Key quotes

“While the median rate path in the FOMC projections for 2018-2020 remained unchanged, there is now a large majority for 4 hikes in 2018 versus 3 hikes: 12-4. In June, there was only a marginal majority of 8-7. So the FOMC expects one more hike this year, followed by 3 in 2019 and 1 in 2020. The forecasting horizon was extended to 2021, but the FOMC expects to remain on hold that year. The longer run federal funds rate was raised slightly to 3.0% from 2.9%, but that still means that the FOMC expects to be in restrictive territory by the end of 2019 and through 2020-2021.”

“The economic forecasts were tweaked slightly. Most notably GDP growth for 2018 was raised to 3.1% from 2.8%, justified by strong economic data in Q2 and Q3. GDP growth for 2019 was raised to 2.5% from 2.4%. The unemployment rate for 2018 was raised to 3.7% from 3.6%. PCE inflation for 2019 was reduced to 2.0% from 2.1%, but core inflation forecasts remained unchanged.”

“The extension of the projections to 2021 revealed that the FOMC expects GDP growth to slow down to its longer run rate of 1.8%, unemployment to rise after 2020 and (both headline and core) inflation to remain unchanged at 2.1%.”
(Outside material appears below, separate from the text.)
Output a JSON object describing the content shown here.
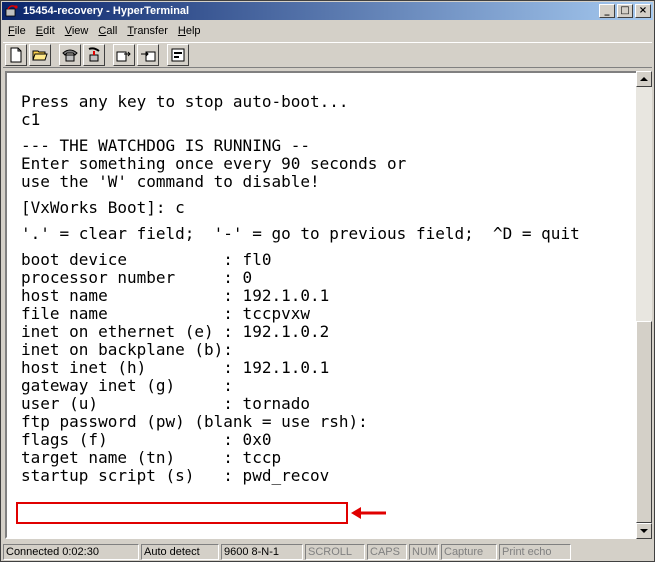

“The FOMC removed the phrase that ‘the stance of monetary policy remains accommodative’ from its formal statement, but Powell said that this did not signal a rate path change. In fact, it shows that everything evolves in line with expectations. Powell said that it is still accommodative, but we do not need to stress that anymore. Also the FOMC does not know exactly where neutral is. Now that the target range is 2.00-2.25% we are apparently close enough the FOMC’s estimate of the neutral level of 3.0% to drop the ‘accommodative’ phrase. Note that the median rate forecasts remained unchanged, so we agree that not too much should be made of this.”